Three months after starting my experiment, I went back to my doctor. I listed all the symptoms that he'd heard about before, and told him how they'd all vanished after I'd stopped eating gluten. The heartburn puzzled him - he said he hadn't heard of that symptom being associated with gluten intolerance or celiac disease before - but the rest made sense. He also told me that testing for celiac disease is only accurate if someone is still eating gluten, and I was presented with a dilemma. Do I go back to eating gluten and feeling like crap, even for a little while, so I can get an official diagnosis? Or do I just continue eating in a way that makes me feel great?
The kicker: the only treatment for celiac disease is to stop eating gluten.
I decided not to get the blood test. I did try another test: I ate one thing containing gluten after not eating gluten at all for several months. I experienced the severe bloating and cramping that most doctors suggest would happen with a celiac patient. As Dr. Terry Simpson says, that's the most objective test:
The blood tests are far from 100 per cent. The most objective test is to have someone remove all gluten from their diet for several weeks. This is a difficult thing to do as gluten is used in many agents like soy sauce, thickener in soups — so it takes a lot of work. Then introduce a bit of gluten to see if the symptoms happen– this is not subtle. If someone has celiac disease, and becomes gluten free it takes them a few weeks before their gut returns to normal. The introduction of a single Wheat Thin cracker will cause severe cramping, bloating, and diarrhea.
But people still question it. I've mentioned that I'm gluten intolerant to friends, and have been met with skepticism. I've been asked if I'm on a fad diet. I've been told that grains are good for me. (I do eat grains, just gluten-free ones.) I've been asked by a sneering waiter if I'm actually celiac or just following a trend. I've heard similar stories from my celiac brother-in-law and other friends and family members who are gluten-intolerant. And the most troubling thing I've seen is a report about a chef who deliberately served gluten to customers who requested gluten-free foods and posted about it on Facebook.
I'm fine with a healthy dose of skepticism. I don't fault people for thinking that too many people are jumping on the gluten-free bandwagon when they're not really sensitive to gluten, and I certainly don't think it's a good idea to drop gluten unless eating it makes you feel ill.
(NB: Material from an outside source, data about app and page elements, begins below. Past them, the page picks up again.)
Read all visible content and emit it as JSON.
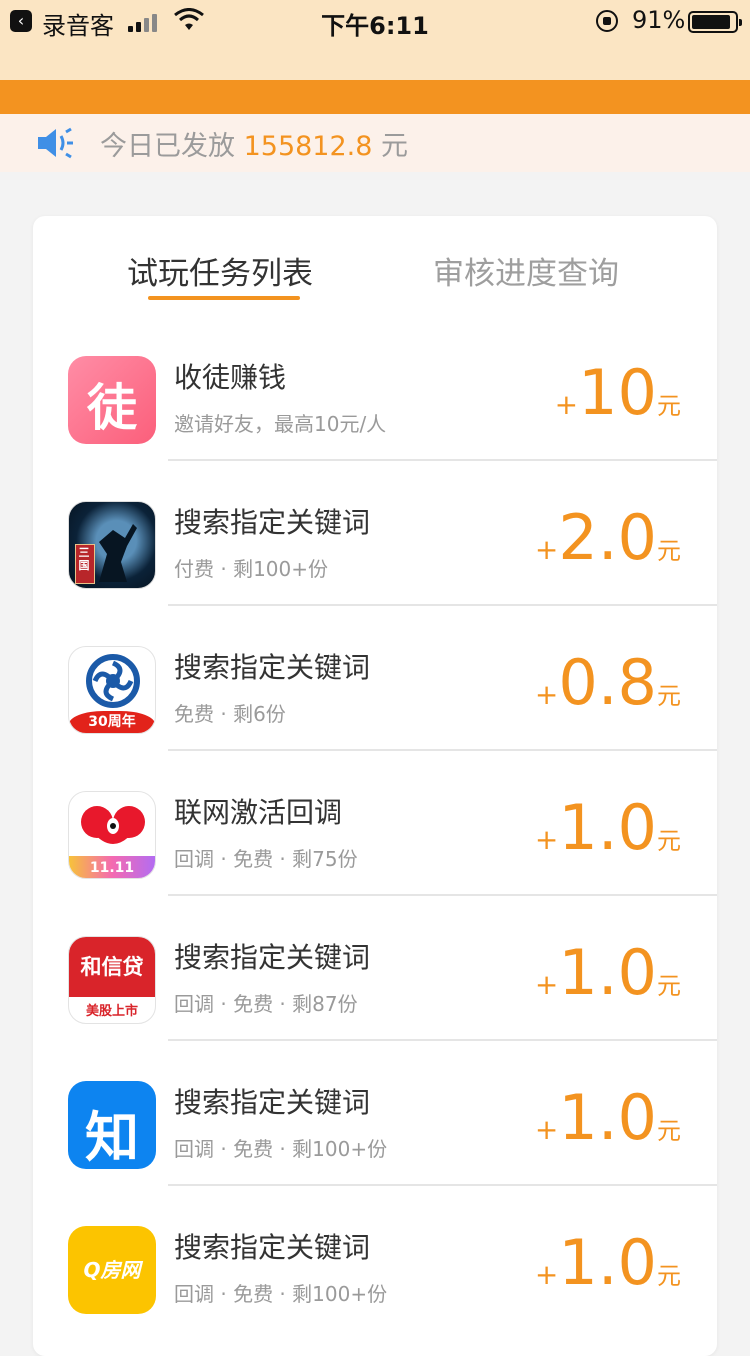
{
  "status_bar": {
    "back_app": "录音客",
    "time": "下午6:11",
    "battery_pct": "91%",
    "battery_level": 0.91
  },
  "notice": {
    "prefix": "今日已发放",
    "amount": "155812.8",
    "suffix": "元"
  },
  "tabs": [
    {
      "label": "试玩任务列表",
      "active": true
    },
    {
      "label": "审核进度查询",
      "active": false
    }
  ],
  "tasks": [
    {
      "icon": "tu-apprentice-icon",
      "icon_text": "徒",
      "title": "收徒赚钱",
      "subtitle": "邀请好友，最高10元/人",
      "plus": "+",
      "amount": "10",
      "unit": "元"
    },
    {
      "icon": "three-kingdoms-game-icon",
      "icon_text": "三国",
      "title": "搜索指定关键词",
      "subtitle": "付费 · 剩100+份",
      "plus": "+",
      "amount": "2.0",
      "unit": "元"
    },
    {
      "icon": "bank-30th-anniversary-icon",
      "icon_text": "30周年",
      "title": "搜索指定关键词",
      "subtitle": "免费 · 剩6份",
      "plus": "+",
      "amount": "0.8",
      "unit": "元"
    },
    {
      "icon": "koala-11-11-icon",
      "icon_text": "11.11",
      "title": "联网激活回调",
      "subtitle": "回调 · 免费 · 剩75份",
      "plus": "+",
      "amount": "1.0",
      "unit": "元"
    },
    {
      "icon": "hexindai-icon",
      "icon_text": "和信贷",
      "icon_text2": "美股上市",
      "title": "搜索指定关键词",
      "subtitle": "回调 · 免费 · 剩87份",
      "plus": "+",
      "amount": "1.0",
      "unit": "元"
    },
    {
      "icon": "zhihu-icon",
      "icon_text": "知",
      "title": "搜索指定关键词",
      "subtitle": "回调 · 免费 · 剩100+份",
      "plus": "+",
      "amount": "1.0",
      "unit": "元"
    },
    {
      "icon": "qfang-icon",
      "icon_text": "Q房网",
      "title": "搜索指定关键词",
      "subtitle": "回调 · 免费 · 剩100+份",
      "plus": "+",
      "amount": "1.0",
      "unit": "元"
    }
  ],
  "colors": {
    "accent": "#f39320",
    "header_bg": "#fbe5c3",
    "notice_bg": "#fcf1ea"
  }
}
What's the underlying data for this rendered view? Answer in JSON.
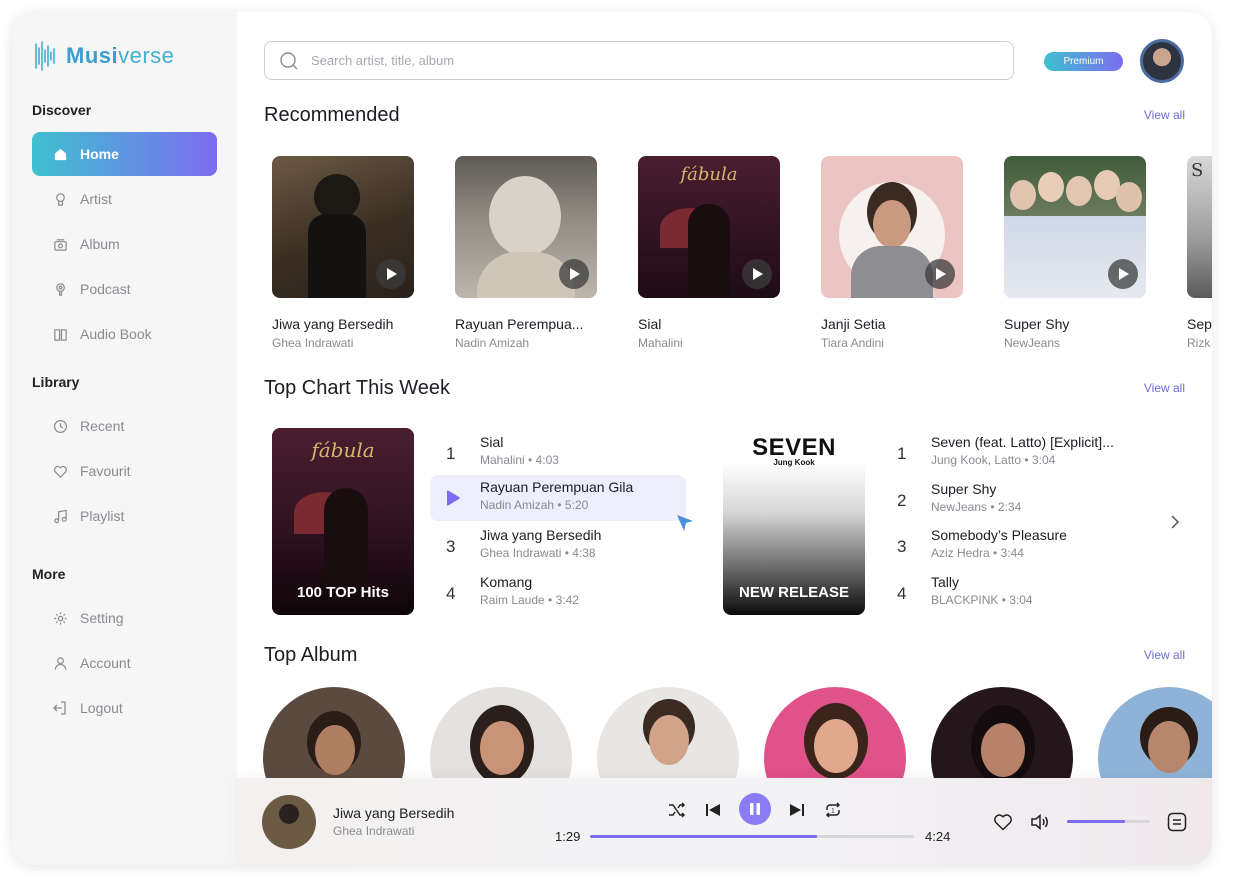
{
  "app": {
    "name_part1": "Musi",
    "name_part2": "verse"
  },
  "sidebar": {
    "discover_label": "Discover",
    "discover_items": [
      {
        "label": "Home",
        "icon": "home-icon",
        "active": true
      },
      {
        "label": "Artist",
        "icon": "artist-icon"
      },
      {
        "label": "Album",
        "icon": "album-icon"
      },
      {
        "label": "Podcast",
        "icon": "podcast-icon"
      },
      {
        "label": "Audio Book",
        "icon": "audiobook-icon"
      }
    ],
    "library_label": "Library",
    "library_items": [
      {
        "label": "Recent",
        "icon": "clock-icon"
      },
      {
        "label": "Favourit",
        "icon": "heart-icon"
      },
      {
        "label": "Playlist",
        "icon": "music-note-icon"
      }
    ],
    "more_label": "More",
    "more_items": [
      {
        "label": "Setting",
        "icon": "gear-icon"
      },
      {
        "label": "Account",
        "icon": "user-icon"
      },
      {
        "label": "Logout",
        "icon": "logout-icon"
      }
    ]
  },
  "header": {
    "search_placeholder": "Search artist, title, album",
    "premium_label": "Premium"
  },
  "recommended": {
    "title": "Recommended",
    "view_all": "View all",
    "items": [
      {
        "title": "Jiwa yang Bersedih",
        "artist": "Ghea Indrawati"
      },
      {
        "title": "Rayuan Perempua...",
        "artist": "Nadin Amizah"
      },
      {
        "title": "Sial",
        "artist": "Mahalini"
      },
      {
        "title": "Janji Setia",
        "artist": "Tiara Andini"
      },
      {
        "title": "Super Shy",
        "artist": "NewJeans"
      },
      {
        "title": "Sep",
        "artist": "Rizk"
      }
    ]
  },
  "top_chart": {
    "title": "Top Chart This Week",
    "view_all": "View  all",
    "playlist1": {
      "label": "100 TOP Hits",
      "cover_title": "fábula",
      "tracks": [
        {
          "num": "1",
          "title": "Sial",
          "sub": "Mahalini • 4:03"
        },
        {
          "num": "",
          "title": "Rayuan Perempuan Gila",
          "sub": "Nadin Amizah • 5:20"
        },
        {
          "num": "3",
          "title": "Jiwa yang Bersedih",
          "sub": "Ghea Indrawati • 4:38"
        },
        {
          "num": "4",
          "title": "Komang",
          "sub": "Raim Laude • 3:42"
        }
      ]
    },
    "playlist2": {
      "label": "NEW RELEASE",
      "cover_title": "SEVEN",
      "cover_sub": "Jung Kook",
      "tracks": [
        {
          "num": "1",
          "title": "Seven (feat. Latto) [Explicit]...",
          "sub": "Jung Kook, Latto • 3:04"
        },
        {
          "num": "2",
          "title": "Super Shy",
          "sub": "NewJeans • 2:34"
        },
        {
          "num": "3",
          "title": "Somebody’s Pleasure",
          "sub": "Aziz Hedra • 3:44"
        },
        {
          "num": "4",
          "title": "Tally",
          "sub": "BLACKPINK • 3:04"
        }
      ]
    }
  },
  "top_album": {
    "title": "Top Album",
    "view_all": "View all"
  },
  "player": {
    "title": "Jiwa yang Bersedih",
    "artist": "Ghea Indrawati",
    "elapsed": "1:29",
    "duration": "4:24",
    "progress": 0.7,
    "volume": 0.7
  },
  "colors": {
    "accent_start": "#3ec1cf",
    "accent_end": "#7c6cf0",
    "link": "#6e6cd6"
  }
}
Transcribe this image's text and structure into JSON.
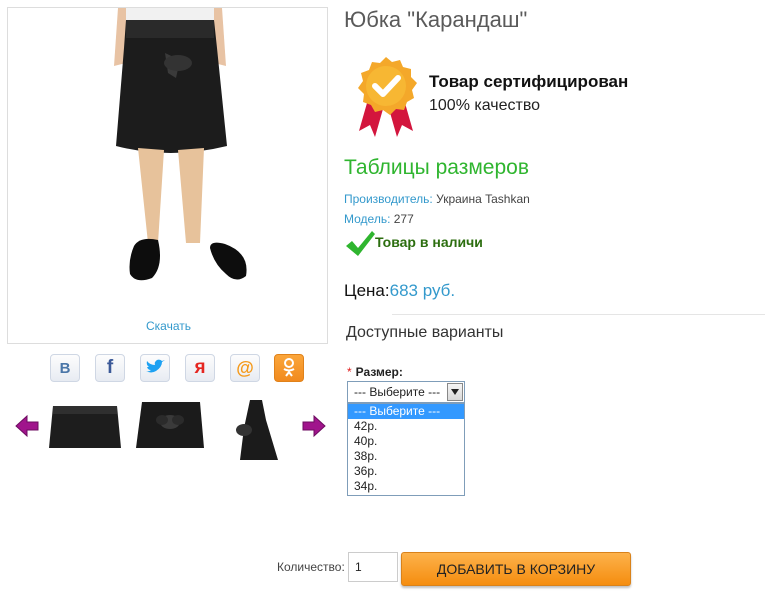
{
  "product": {
    "title": "Юбка \"Карандаш\"",
    "download_label": "Скачать"
  },
  "certificate": {
    "title": "Товар сертифицирован",
    "subtitle": "100% качество",
    "icon": "certificate-badge-icon"
  },
  "size_table_link": "Таблицы размеров",
  "manufacturer": {
    "label": "Производитель:",
    "value": "Украина Tashkan"
  },
  "model": {
    "label": "Модель:",
    "value": "277"
  },
  "stock_status": "Товар в наличи",
  "price": {
    "label": "Цена:",
    "value": "683 руб."
  },
  "options": {
    "title": "Доступные варианты",
    "size_label": "Размер:",
    "required_mark": "*",
    "selected": "--- Выберите ---",
    "list": [
      "--- Выберите ---",
      "42р.",
      "40р.",
      "38р.",
      "36р.",
      "34р."
    ]
  },
  "social": [
    {
      "name": "vk",
      "glyph": "B",
      "color": "#4a76a8"
    },
    {
      "name": "facebook",
      "glyph": "f",
      "color": "#3b5998"
    },
    {
      "name": "twitter",
      "glyph": "t",
      "color": "#1da1f2"
    },
    {
      "name": "yandex",
      "glyph": "я",
      "color": "#e52620"
    },
    {
      "name": "mail",
      "glyph": "@",
      "color": "#f59a1b"
    },
    {
      "name": "odnoklassniki",
      "glyph": "ок",
      "color": "#f18a1e"
    }
  ],
  "cart": {
    "quantity_label": "Количество:",
    "quantity_value": "1",
    "add_button": "ДОБАВИТЬ В КОРЗИНУ"
  },
  "colors": {
    "link": "#3399cc",
    "green": "#2fb52f",
    "button": "#f7931e",
    "arrow": "#a0148c"
  }
}
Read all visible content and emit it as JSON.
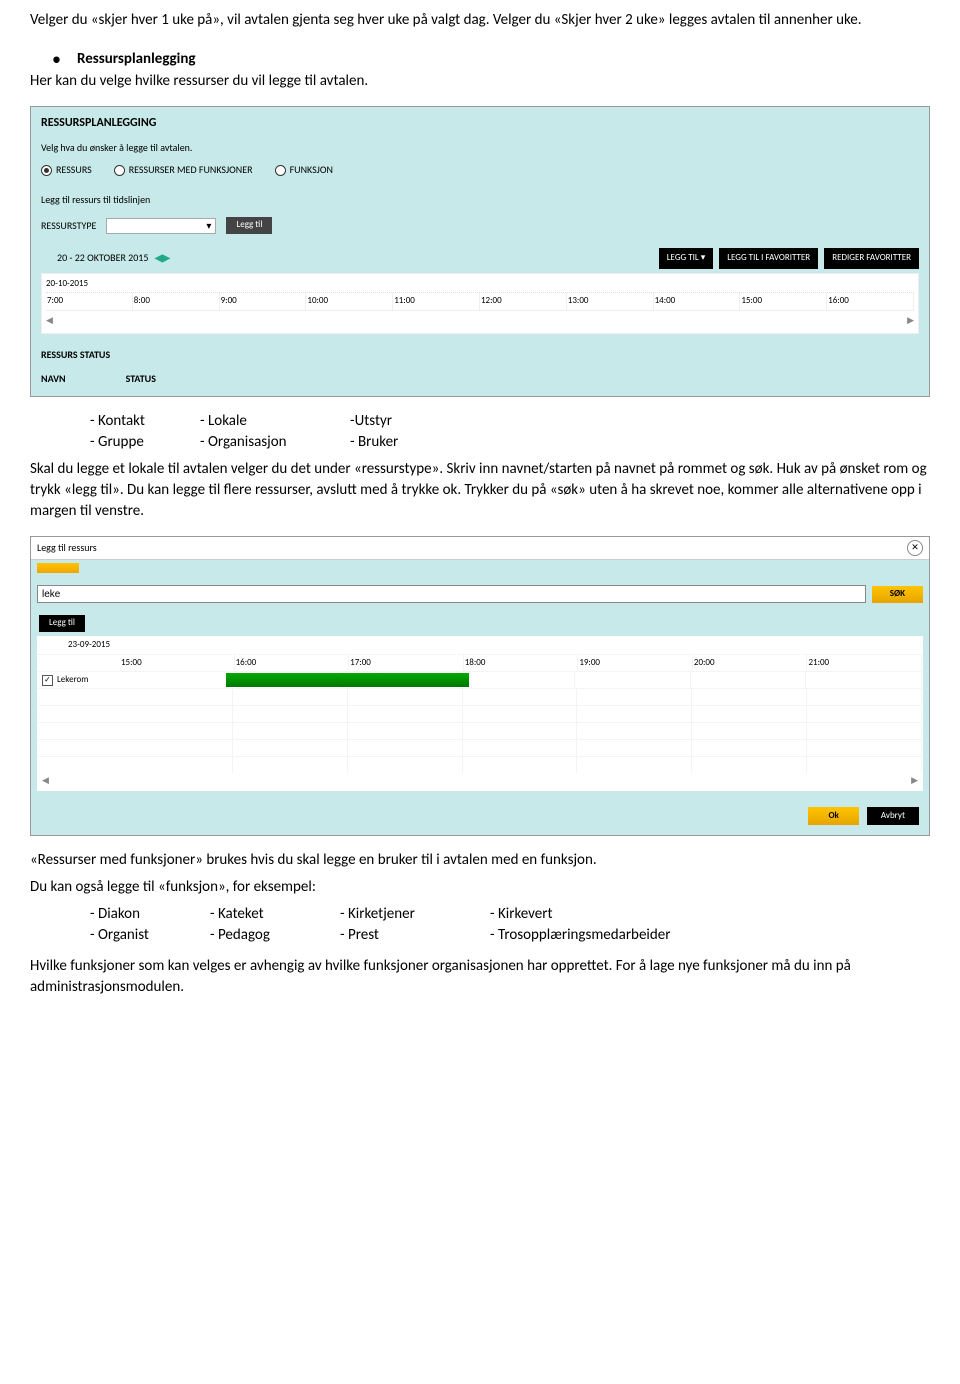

What I find problematic are the assumptions that can cause people to take things to the other extreme - thinking that people who ask for a gluten-free meal are just following a fad, so if some gluten gets into their food, what harm could it do? As it turns out, it can do plenty of harm.
My doctor agrees with my approach and has blessed my gluten-free diet. My blood tests, which showed vitamin deficiencies prior to my change in eating habits, are all normal again. I am no longer the person with the "sensitive stomach". I don't eat a lot of substitute foods like gluten-free breads, but I do cook at home a lot more with fresh ingredients, which is healthier for me, but also benefits my husband. And though some may see the proliferation of gluten-free labeling as problematic, I'm thrilled when I'm traveling and I can pick up a Kind bar with its gluten-free label and know I won't have to cut an evening short or miss a full day of vacation due to pain and cramping from accidentally eating gluten.
My point is this: if someone tells you they eat a gluten-free diet, please try not to automatically assume they're trying out a fad. They might be someone like me - without an official diagnosis, but feeling amazing for the first time in years.